To learn about Linear and Binary search, you'll need to have a good understanding of:
- Python 3
- Basic Python data structure concepts - lists
Often we will have to find an element from a given data structure like lists, linked lists or binary trees. An efficient searching technique saves a great amount of time and improves performance. In this tutorial, we are going to see two very commonly used searching algorithms.
So if you were to search “Harry Potter”, from a shelf in a poorly lit room how would you go about it? You would start at one end, take one book at a time and check if it's Harry Potter or not. You will use a brute force methodology which checks every book until the Harry Potter is found or the end of the shelf is reached. Best case scenario would be when Harry Potter is the first book and worst case would be the book not in there at all. Either way, you can know this only by checking each and every book. This is exactly what Linear Search is.
What if you were to search for Harry Potter from a shelf of books which are ordered alphabetically? Would you start searching from the start? Definitely not! You would start somewhere near the middle and check the first letter of the books and then go back or forward from there to find the 'H' titles. This means that you won’t be looking at all the books, thus saving time. You also won't need to go through the entire shelf to know whether the book is there or not. At a given point you are eliminating many books which you will never look at. Binary Search is similar to this.
NOTE: Linear Search can be done on both sorted and unsorted items but Binary Search can only be done on a sorted set of items.
Now that you know what Linear and Binary Search methodologies are, let us look at how these searches would work on a list of numbers.
Given list A = [6,3,9,0,5,8,2] find if 0 is present in this list or not.
- Take one number at a time from list A
- Compare it with 0 and check if it is a match:
- If yes, return True
- If not, return False
- If the end of the list is met, return False
def linearSearch(ls,data): for item in ls: if item == data: return True return False
The idea is to keep comparing the element with the middle value. This way with each search we eliminate one half of the list.
- Keep track of two pointers First and Last, these are incremented or decremented to limit the part of the list to be searched.

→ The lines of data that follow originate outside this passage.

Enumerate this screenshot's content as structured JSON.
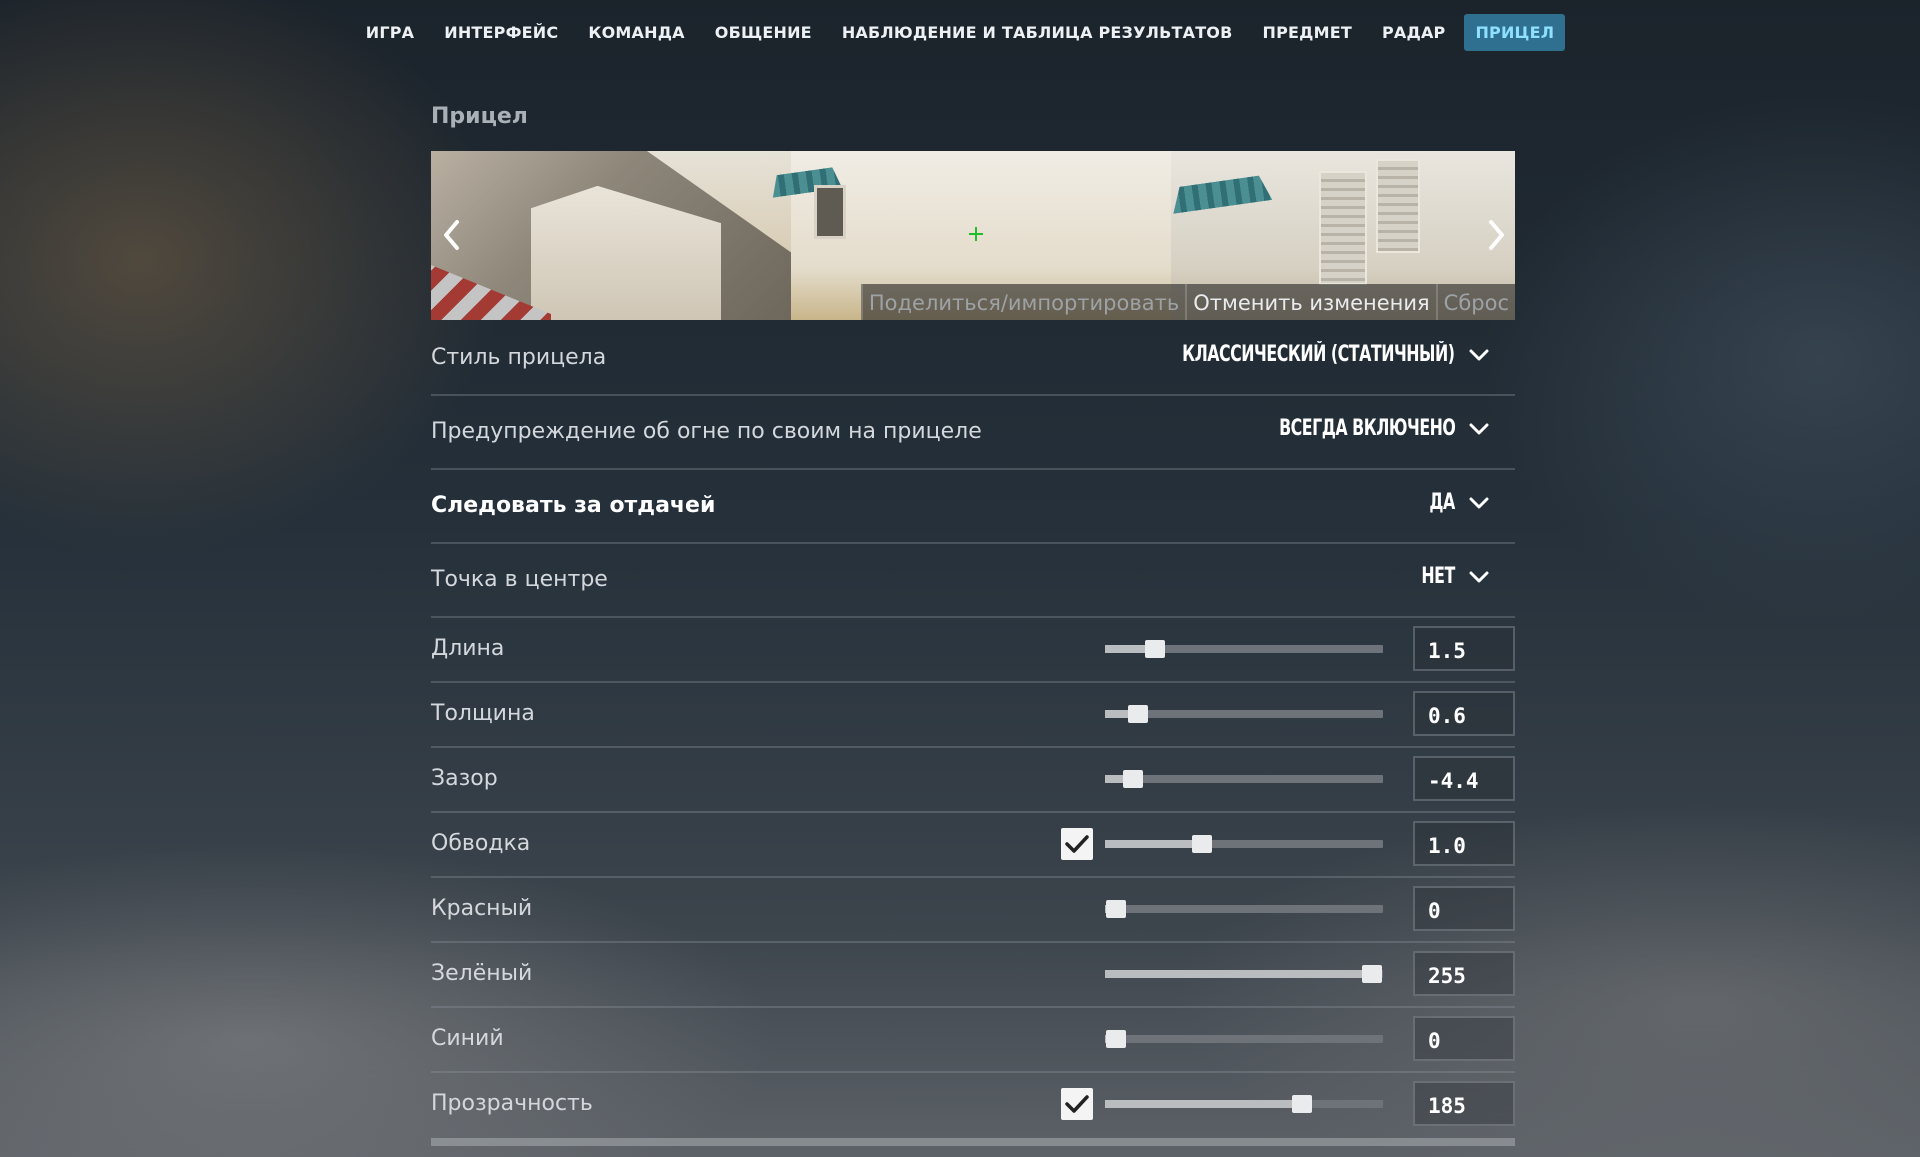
{
  "nav": {
    "tabs": [
      {
        "label": "ИГРА",
        "active": false
      },
      {
        "label": "ИНТЕРФЕЙС",
        "active": false
      },
      {
        "label": "КОМАНДА",
        "active": false
      },
      {
        "label": "ОБЩЕНИЕ",
        "active": false
      },
      {
        "label": "НАБЛЮДЕНИЕ И ТАБЛИЦА РЕЗУЛЬТАТОВ",
        "active": false
      },
      {
        "label": "ПРЕДМЕТ",
        "active": false
      },
      {
        "label": "РАДАР",
        "active": false
      },
      {
        "label": "ПРИЦЕЛ",
        "active": true
      }
    ]
  },
  "section": {
    "title": "Прицел"
  },
  "preview": {
    "share_label": "Поделиться/импортировать",
    "revert_label": "Отменить изменения",
    "reset_label": "Сброс",
    "crosshair_color": "#1fbf2c"
  },
  "settings": {
    "style": {
      "label": "Стиль прицела",
      "value": "Классический (статичный)"
    },
    "friendly_fire": {
      "label": "Предупреждение об огне по своим на прицеле",
      "value": "Всегда включено"
    },
    "follow_recoil": {
      "label": "Следовать за отдачей",
      "value": "Да"
    },
    "center_dot": {
      "label": "Точка в центре",
      "value": "Нет"
    }
  },
  "sliders": [
    {
      "label": "Длина",
      "value": "1.5",
      "fill": 0.18,
      "checkbox": false
    },
    {
      "label": "Толщина",
      "value": "0.6",
      "fill": 0.12,
      "checkbox": false
    },
    {
      "label": "Зазор",
      "value": "-4.4",
      "fill": 0.1,
      "checkbox": false
    },
    {
      "label": "Обводка",
      "value": "1.0",
      "fill": 0.35,
      "checkbox": true
    },
    {
      "label": "Красный",
      "value": "0",
      "fill": 0.04,
      "checkbox": false
    },
    {
      "label": "Зелёный",
      "value": "255",
      "fill": 0.96,
      "checkbox": false
    },
    {
      "label": "Синий",
      "value": "0",
      "fill": 0.04,
      "checkbox": false
    },
    {
      "label": "Прозрачность",
      "value": "185",
      "fill": 0.71,
      "checkbox": true
    }
  ],
  "colors": {
    "active_tab_bg": "#2f6f8f",
    "active_tab_text": "#8fe0ff"
  }
}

- Find the middle element of the list: mid = ( length of the list )/2
- Compare the middle element with the value to be found
- Check if the middle element is lesser than the value to be found:

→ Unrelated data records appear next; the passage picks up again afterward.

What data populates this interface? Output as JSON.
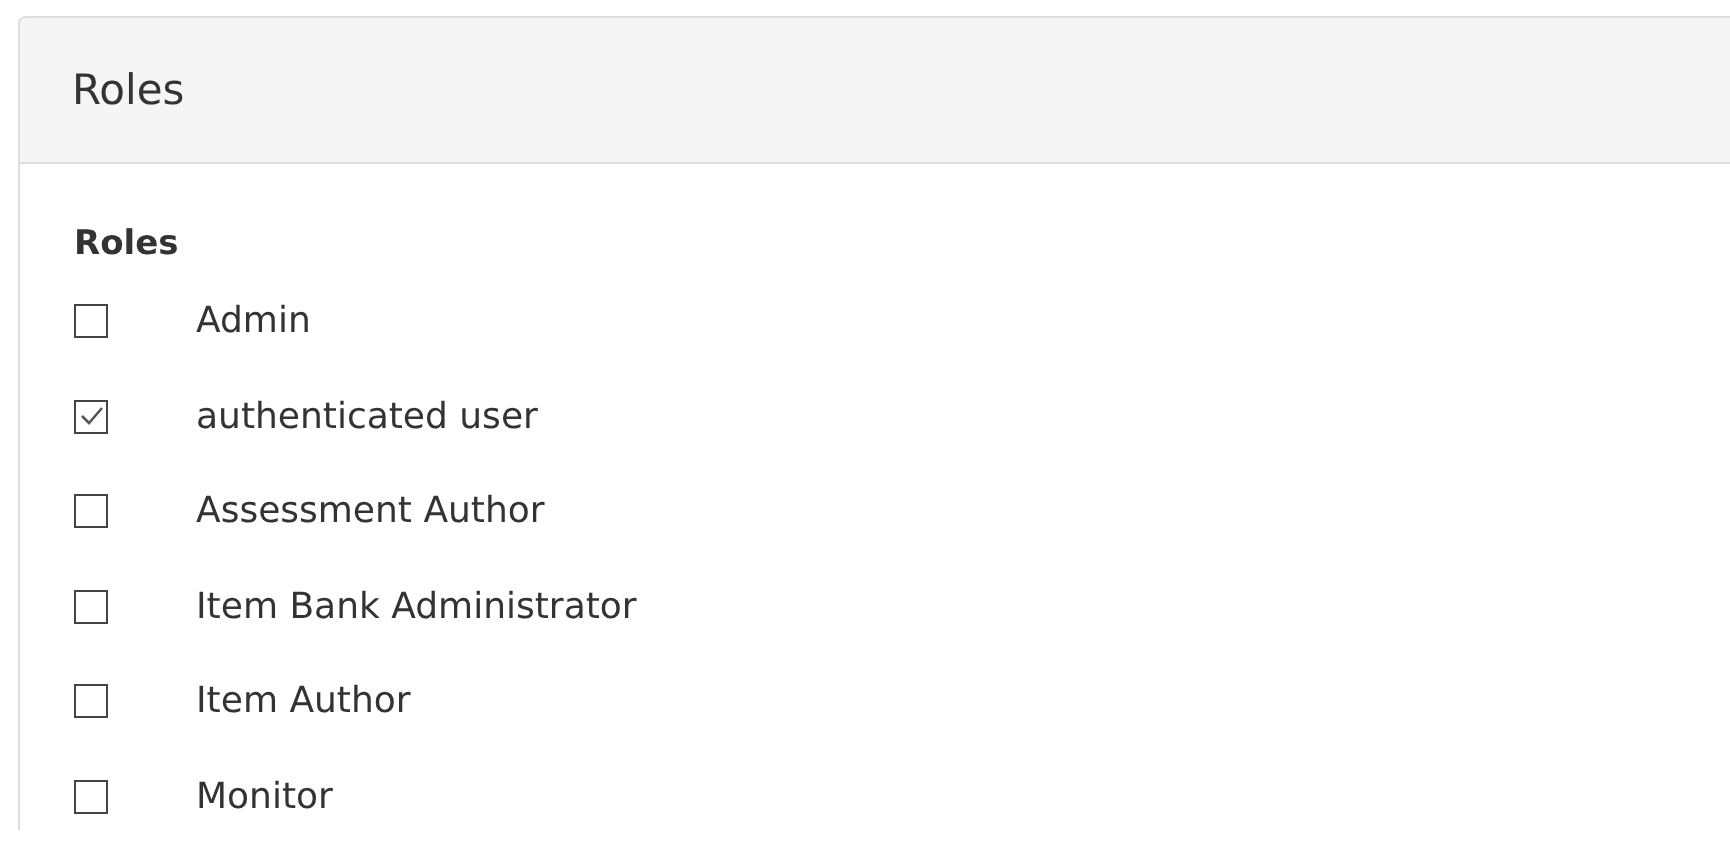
{
  "panel": {
    "title": "Roles"
  },
  "group": {
    "label": "Roles"
  },
  "roles": [
    {
      "label": "Admin",
      "checked": false
    },
    {
      "label": "authenticated user",
      "checked": true
    },
    {
      "label": "Assessment Author",
      "checked": false
    },
    {
      "label": "Item Bank Administrator",
      "checked": false
    },
    {
      "label": "Item Author",
      "checked": false
    },
    {
      "label": "Monitor",
      "checked": false
    }
  ]
}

- If yes, the element must lie on the second half of the list
- If no, the element must lie on the first half of the list

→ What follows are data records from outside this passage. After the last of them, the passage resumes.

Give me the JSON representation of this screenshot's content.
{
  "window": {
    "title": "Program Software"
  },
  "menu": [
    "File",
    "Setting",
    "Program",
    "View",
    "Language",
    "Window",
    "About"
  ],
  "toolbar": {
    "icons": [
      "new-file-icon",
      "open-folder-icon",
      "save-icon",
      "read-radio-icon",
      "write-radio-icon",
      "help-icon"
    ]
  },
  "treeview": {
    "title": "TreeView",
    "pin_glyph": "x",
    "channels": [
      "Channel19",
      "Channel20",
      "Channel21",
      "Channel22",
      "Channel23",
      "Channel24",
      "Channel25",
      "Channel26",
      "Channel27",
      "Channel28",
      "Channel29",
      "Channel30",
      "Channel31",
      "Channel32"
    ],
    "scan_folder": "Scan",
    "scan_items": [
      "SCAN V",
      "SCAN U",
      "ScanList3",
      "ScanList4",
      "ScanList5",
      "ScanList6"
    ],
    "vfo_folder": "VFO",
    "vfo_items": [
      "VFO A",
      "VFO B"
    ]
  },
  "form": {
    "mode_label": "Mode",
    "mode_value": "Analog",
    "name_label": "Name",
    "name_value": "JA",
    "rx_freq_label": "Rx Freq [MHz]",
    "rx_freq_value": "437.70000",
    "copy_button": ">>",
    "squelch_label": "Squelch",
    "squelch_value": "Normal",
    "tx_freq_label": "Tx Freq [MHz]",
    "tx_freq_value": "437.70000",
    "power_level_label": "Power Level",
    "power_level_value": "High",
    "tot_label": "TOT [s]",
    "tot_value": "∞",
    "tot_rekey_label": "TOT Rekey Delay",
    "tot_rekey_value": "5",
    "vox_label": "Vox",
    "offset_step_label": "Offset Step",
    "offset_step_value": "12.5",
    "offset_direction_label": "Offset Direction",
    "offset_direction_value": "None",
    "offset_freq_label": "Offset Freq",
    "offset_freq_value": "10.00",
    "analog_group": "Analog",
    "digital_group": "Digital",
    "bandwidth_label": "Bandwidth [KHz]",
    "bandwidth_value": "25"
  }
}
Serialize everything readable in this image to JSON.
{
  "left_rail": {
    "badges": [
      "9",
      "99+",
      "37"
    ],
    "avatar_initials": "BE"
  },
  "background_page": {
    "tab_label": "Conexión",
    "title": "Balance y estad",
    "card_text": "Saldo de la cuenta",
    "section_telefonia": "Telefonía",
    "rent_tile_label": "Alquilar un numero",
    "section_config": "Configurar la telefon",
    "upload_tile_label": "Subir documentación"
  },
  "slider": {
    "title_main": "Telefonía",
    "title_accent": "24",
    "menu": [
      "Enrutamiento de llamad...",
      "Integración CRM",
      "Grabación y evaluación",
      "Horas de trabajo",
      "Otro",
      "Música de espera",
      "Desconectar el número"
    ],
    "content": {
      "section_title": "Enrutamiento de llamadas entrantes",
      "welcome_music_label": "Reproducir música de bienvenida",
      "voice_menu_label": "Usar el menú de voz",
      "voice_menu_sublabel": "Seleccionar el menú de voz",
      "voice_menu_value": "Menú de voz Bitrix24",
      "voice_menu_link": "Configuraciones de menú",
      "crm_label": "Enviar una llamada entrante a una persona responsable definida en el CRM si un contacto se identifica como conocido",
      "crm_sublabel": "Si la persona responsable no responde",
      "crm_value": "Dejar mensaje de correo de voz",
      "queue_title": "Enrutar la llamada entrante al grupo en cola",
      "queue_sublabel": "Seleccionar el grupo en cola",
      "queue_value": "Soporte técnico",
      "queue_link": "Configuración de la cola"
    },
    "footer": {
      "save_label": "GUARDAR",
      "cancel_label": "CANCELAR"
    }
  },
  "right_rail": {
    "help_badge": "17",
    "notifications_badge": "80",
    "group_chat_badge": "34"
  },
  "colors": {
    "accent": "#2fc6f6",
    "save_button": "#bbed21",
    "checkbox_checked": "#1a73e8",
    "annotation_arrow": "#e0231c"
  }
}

- Repeat steps 1 through 3 until the element is found or the end of the list is reached
NOTE: The list continues to get divided into two and the middle element gets compared until the element is found or no more elements are left to compare with.
Given list B = [2,5,7,8,9,11,14,16] find if 14 is present in this list or not.
def binarySearch(ls,data): first = 0 last = len(ls)-1 done = False while first<=last and not done: mid = (first+last)//2 if ls[mid] == data: done = True else: if ls[mid] > data: last = last-1 else: first = first+1 return done print(binarySearch([2,5,7,8,9,11,14,16],4))
NOTE: To find the mid element, “(first+last)//2” is used instead of “(first+last)/2”. This gives us whole numbers especially when the length of the list is odd. Try 9/2 and 9//2 in your Python IDLE to get a better understanding.
Try out this animation for a better understanding of both these search algorithms. Try to find the first element of the array. Which is faster?
From the above explanation, it must be clear that Binary Search is consistently faster than Linear Search. If you are familiar with o(n) notation, Linear Search is o(n) and Binary Search is log(n)
You can perform Linear Searches on a sorted list as well with a small optimization. You can stop the search once the number to be found exceeds the element being compared to. For instance, you want to search for 12 from the list [2,4,5,13,16,19], once you reach 13 you can stop because there is no way that 12 is going to come after 13 in a sorted list.
In this tutorial, we have discussed only the iterative method of Binary Search. Try to implement the recursive approach on your own. Also, learn about the uses of these searches and when to apply them. That’s all for this tutorial. Happy Pythoning!To Practice: Try this interactive course on the basics of Lists, Functions, Packages and NumPy in Python.